Since most commentaries on Proverbs examine the personification of wisdom in Proverbs, Lucas devotes a substantial section to this issue. He surveys studies which suggest various sources for Lady Wisdom (Egyptian Ma’at, or Isis, Canaanite or Israelite goddesses, Babylonian ummanu) as well as Sinnott’s suggest Lady Wisdom is a literary creation and Camp’s view the personification was based on Israelite women. Lucas concludes the personification was suggested by the feminine gender of the Hebrew noun translated wisdom (263). Included in this section is the personification of folly as a “strange” or foreign woman as well as various other female personifications in the book. Lucas points out these personifications need not be offensive since there are male counterparts for each (271).

Lucas devotes a section of his theological observations to “spirituality of the Proverbs.”  Beginning with the fear of the Lord, he argues Proverbs intends to form character, so that a person’s religious faith is expressed through action (279). An example of this action is developed in the next section. Since wealth and poverty are key issue in Proverbs, a lengthy section studies what the book has to say about the relationship of the wise person and money. This lengthy unit collects data on rich and poor people,

The most canonical section of this theological reading of Proverbs is Lucas’s section on “wisdom and Christology.” He begins by tracing the development to personify Wisdom in later Jewish wisdom literature (Sirach, Baruch, Wisdom of Solomon and Philo) before moving to the New Testament. Lucas focuses on three passages, Hebrews 1:1-4, Colossians 1:15-20 and John 1:1-18. In all three cases, the description of Jesus as the Word goes beyond anything in earlier Wisdom literature (331). Although a reader of John 1:14 may hear echoes of Sirach 24:8-12, there are clear distinctions. Lucas then surveys suggestions made by Dunn and Witherington to the effect that Jesus functioned as a sage. Finally, he traces these theological movements into the patristic era. For example, Theophilus of Antioch (d. A.D. 184), who identified the Holy Spirit with Wisdom. Although Arians used Prov 8:22 as support for the Son as a created being, Lucas points out no one in the early Christological debates attempted to understand the text from the perspective of its own horizon.

Lucas reviews suggestions that wisdom is part of Creation. The way to get the most out of life, according to Proverbs, is to “understand how the world works and understand its rhythms and patterns” (347). Since the sages rooted their social ethics in a creation theology rather than in salvation history, it was easier to share common ground with other ancient Near Eastern cultures (359). Lucas includes a fascinating application of this principle to the relationship of faith and science in the contemporary world.

Finally, he concludes this theology of Proverbs by examining “words in Proverbs and the New Testament.” He estimates about 20% of the Sayings in Proverbs 10-29 deal with the topic of speech (364). Lucas therefore creates a mini-biblical theology of speech in Proverbs and draws this material across the canon by using James 3:1-12 and Ephesians 4:17-5:20.

Conclusion.
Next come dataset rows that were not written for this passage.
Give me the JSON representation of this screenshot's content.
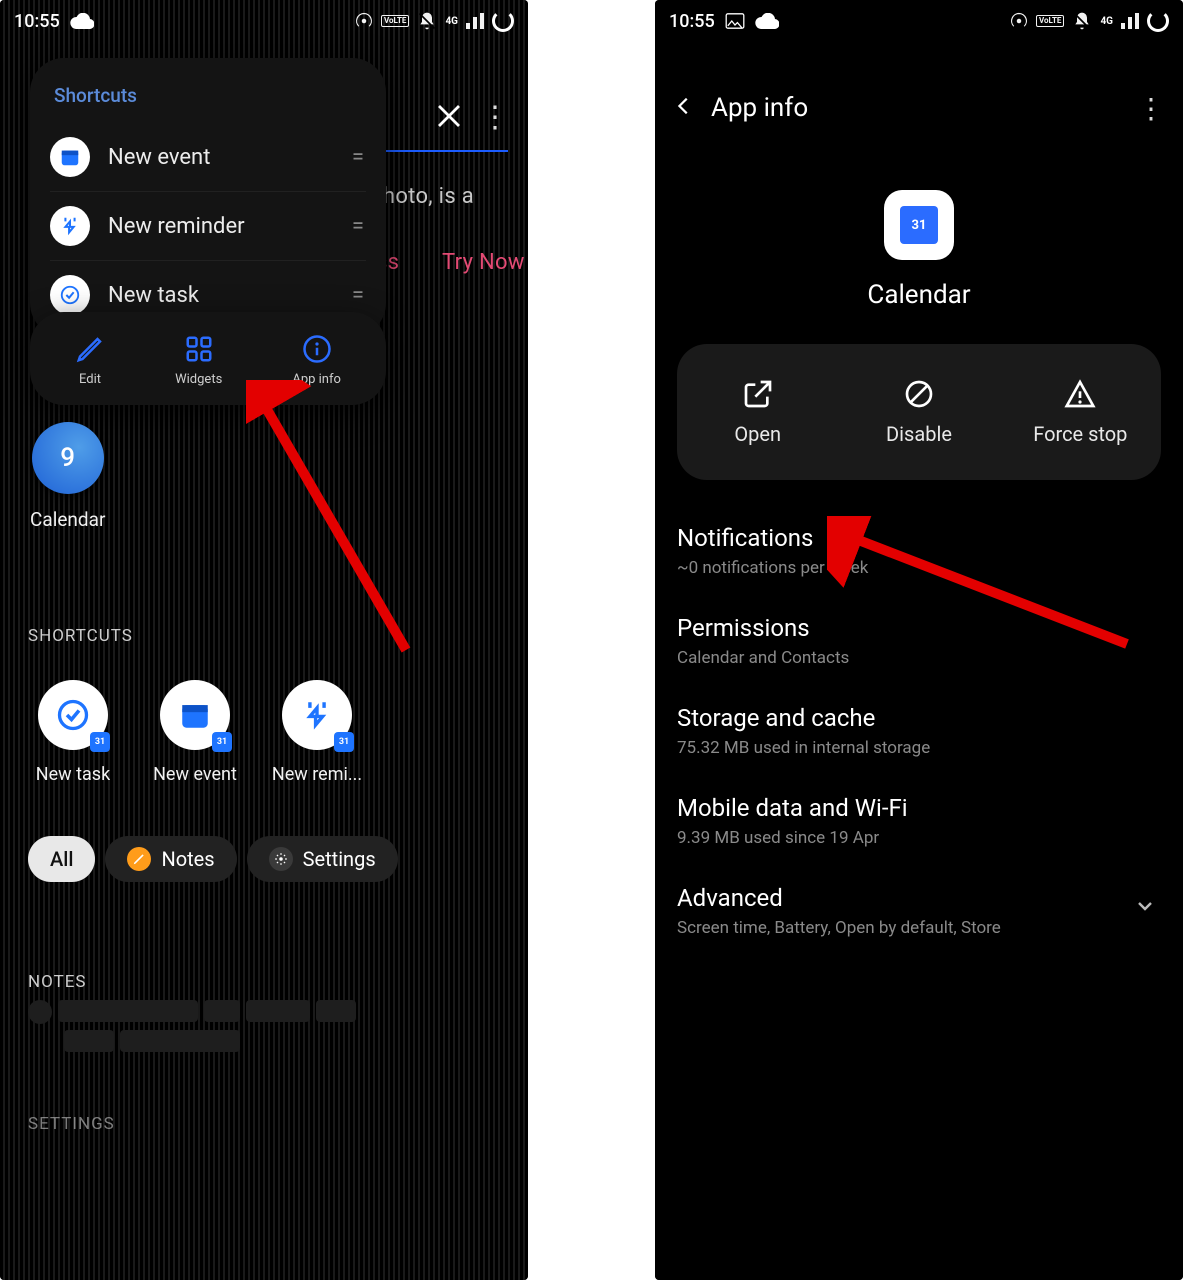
{
  "status": {
    "time": "10:55",
    "volte": "VoLTE",
    "signal_label": "4G"
  },
  "left": {
    "close_icon": "×",
    "bg_snippet_1": "›hoto, is a",
    "bg_snippet_2": "ss",
    "bg_try_now": "Try Now",
    "popup_title": "Shortcuts",
    "shortcut_items": [
      {
        "label": "New event",
        "icon": "calendar-icon"
      },
      {
        "label": "New reminder",
        "icon": "reminder-icon"
      },
      {
        "label": "New task",
        "icon": "task-icon"
      }
    ],
    "actions": [
      {
        "label": "Edit",
        "name": "edit-action"
      },
      {
        "label": "Widgets",
        "name": "widgets-action"
      },
      {
        "label": "App info",
        "name": "appinfo-action"
      }
    ],
    "calendar_day": "9",
    "calendar_label": "Calendar",
    "section_shortcuts": "SHORTCUTS",
    "home_shortcuts": [
      {
        "label": "New task",
        "badge": "31"
      },
      {
        "label": "New event",
        "badge": "31"
      },
      {
        "label": "New remi...",
        "badge": "31"
      }
    ],
    "pills": [
      {
        "label": "All",
        "active": true
      },
      {
        "label": "Notes",
        "icon": "notes"
      },
      {
        "label": "Settings",
        "icon": "settings"
      }
    ],
    "section_notes": "NOTES",
    "section_settings": "SETTINGS"
  },
  "right": {
    "header": "App info",
    "app_name": "Calendar",
    "app_icon_day": "31",
    "buttons": [
      {
        "label": "Open",
        "name": "open-button"
      },
      {
        "label": "Disable",
        "name": "disable-button"
      },
      {
        "label": "Force stop",
        "name": "force-stop-button"
      }
    ],
    "settings": [
      {
        "title": "Notifications",
        "sub": "~0 notifications per week"
      },
      {
        "title": "Permissions",
        "sub": "Calendar and Contacts"
      },
      {
        "title": "Storage and cache",
        "sub": "75.32 MB used in internal storage"
      },
      {
        "title": "Mobile data and Wi-Fi",
        "sub": "9.39 MB used since 19 Apr"
      },
      {
        "title": "Advanced",
        "sub": "Screen time, Battery, Open by default, Store",
        "chevron": true
      }
    ]
  }
}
Although this is a commentary on Proverbs, the book could be used as a textbook in a college or Seminary class on Wisdom literature. More than half of the book deals with special problems associated with the Book of Proverbs. In fact, this section could have been edited as a short, stand-alone monograph on Wisdom. Although it is part of the Two Horizons series, Lucas does not employ canonical criticism or reception history quite the way other volumes in this series have. Perhaps the New Testament commentaries are more prone to these methods (see Wall and Steele on the Pastoral Epistles, for example).

 

NB: Thanks to Eerdmans for kindly providing me with a review copy of this book. This did not influence my thoughts regarding the work.